• Chloe Duquette (Professor Sean Joyce) – “Cybersecurity Risks in Precision Agriculture”
• Chayne Treharn (Professor Douglas Woods) – “Refereeing the NCAA, Accounting Regulation of a Billion Dollar Corporation”
• Zakariea Vincent (Dr. Ryan Musgrave) – “Antidepressants Affecting College Students’ Daily Routine”
• Autumn Perry (Dr. Barry Devine) “Interpreting Frankenstein’s Behavioral Changes”
• Kennedi Siders (Professor Douglas Woods) – “Corporate Financial Fraud Prevention and Detection Strategies”
• Jessica Harness-Koehnle (Dr. Laura Johnson) – “A Look at Water Monitoring Data”
• Jarett Woodall (Professor Sean Joyce) – “LSTM Predictions of Water Temperatures for Cold-Stunning Events”
• Griffin Pendry (Professor Douglas Woods) – “Issues in Real Estate Accounting”
• Tyler Amstutz (Dr. Robert Oates) – “Depression & Anxiety Among Injured Athletes”
• Lillian Whitcomb (Dr. Marc O’Reilly) – “Economic Feasibility of Green Infrastructure”
• Nakhi Taylor (Professor Douglas Woods) – “Understanding a Company’s Financial Performance”
• Hussein Ali Faraj (Dr. Steven Velasquez) – “Astrolabe”
• Ethan Campbell (Professor Sean Joyce) – “Infrastructure as Code and the Disruptive Force of Cloud Computing within Industries such as Consumer Packaged Goods”
• Ella Lane (Professor Douglas Woods) – “Big Data and Its Role in Accounting”
• Abigail Birchenough and Iosef Nunez Torres (Dr. Robert Oates) – “Anxiety Related to Class Load”
• Alexis Kirkendall (Dr. Justin Pruneski) – “Cryptosporidium and Other Parasites Found in Farm Calves Using Multiple Lab Techniques”
Posters were presented by the following students:
• Crimson Stuckert (Dr. David Hogan) – “The Legacy of the Iraq War”
• Jake Justice (Dr. Amy Berger) – “A Brief Study on Lake Size and Nutrient Loads between Grand Lake St. Marys and Lake Erie”
• Halie Monhollen (Dr. Robert Oates) – “College Athletes and Anxiety”
• Kaiden Murphy (Dr. Amy Berger) – “Tracking Nitrate Trends in Ohio Using Remote Sensing”
• Simon Yochheim (Dr. Amy Berger) – “Comparison of Soil Profiles at Heidelberg University through the Years”

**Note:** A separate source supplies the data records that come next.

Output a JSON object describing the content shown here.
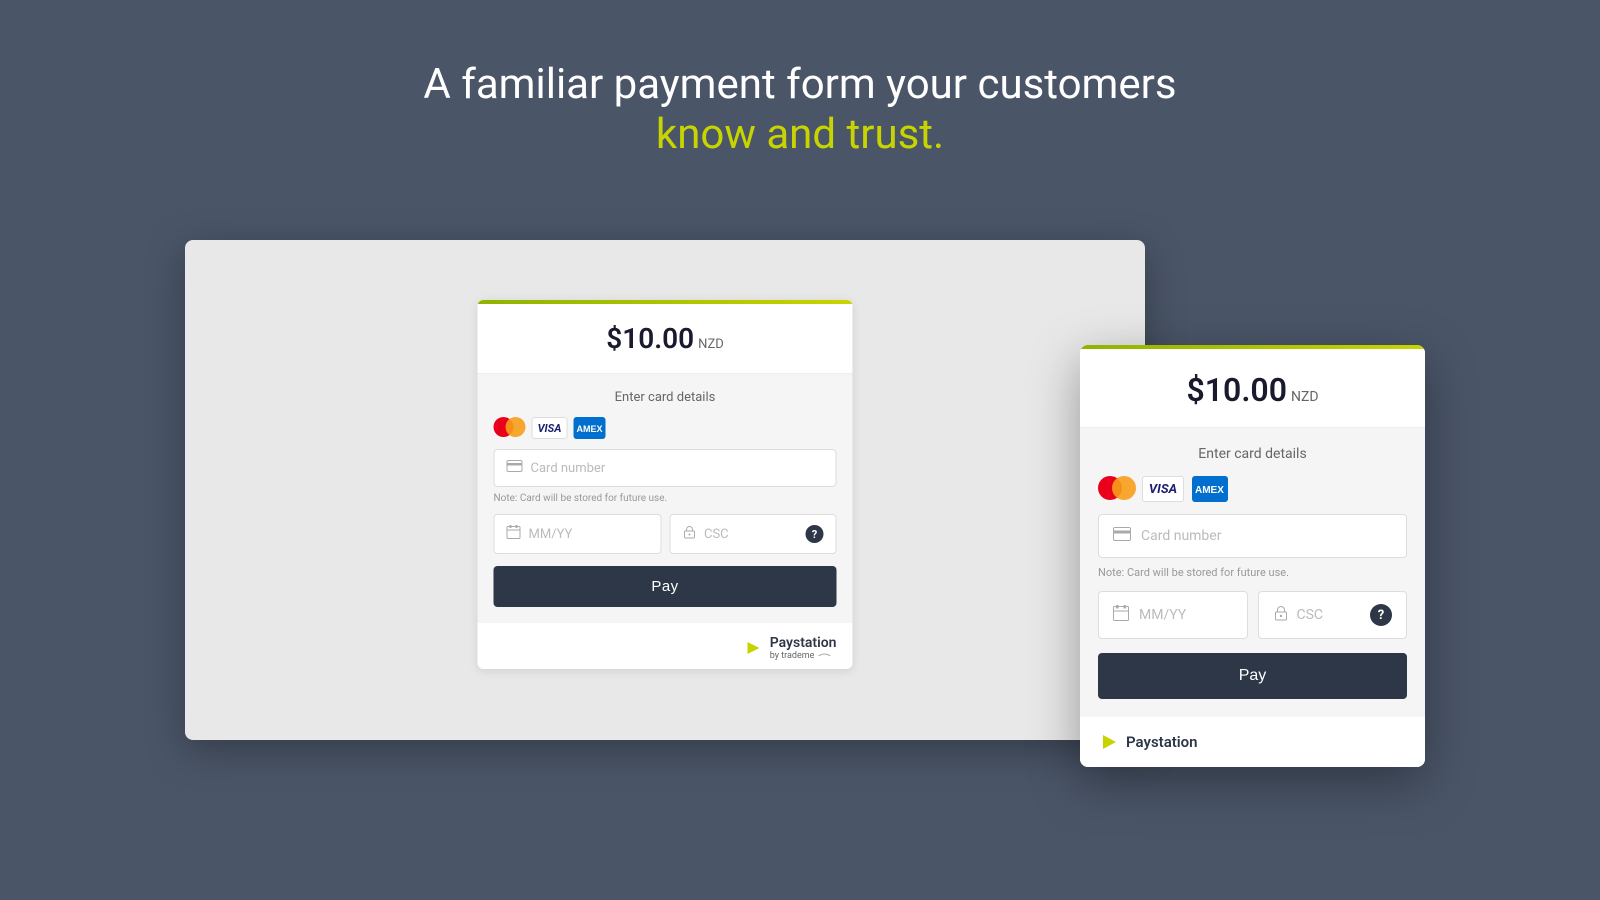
{
  "page": {
    "background_color": "#4a5568"
  },
  "hero": {
    "title_white": "A familiar payment form your customers",
    "title_green": "know and trust.",
    "title_green_color": "#c8d400"
  },
  "desktop_form": {
    "amount": "$10.00",
    "currency": "NZD",
    "section_title": "Enter card details",
    "card_number_placeholder": "Card number",
    "note_text": "Note: Card will be stored for future use.",
    "expiry_placeholder": "MM/YY",
    "csc_placeholder": "CSC",
    "pay_button_label": "Pay"
  },
  "mobile_form": {
    "amount": "$10.00",
    "currency": "NZD",
    "section_title": "Enter card details",
    "card_number_placeholder": "Card number",
    "note_text": "Note: Card will be stored for future use.",
    "expiry_placeholder": "MM/YY",
    "csc_placeholder": "CSC",
    "pay_button_label": "Pay"
  },
  "paystation": {
    "name": "Paystation",
    "sub": "by trademe",
    "tagline": "Paystation"
  },
  "icons": {
    "mastercard": "mastercard-icon",
    "visa": "visa-icon",
    "amex": "amex-icon",
    "card": "💳",
    "calendar": "📅",
    "lock": "🔒",
    "help": "?"
  }
}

• Bridger Cline (Dr. Amy Berger) – “Comparison of the Invasion of Spotted Lanternfly and Emerald Ash Borer in the United States”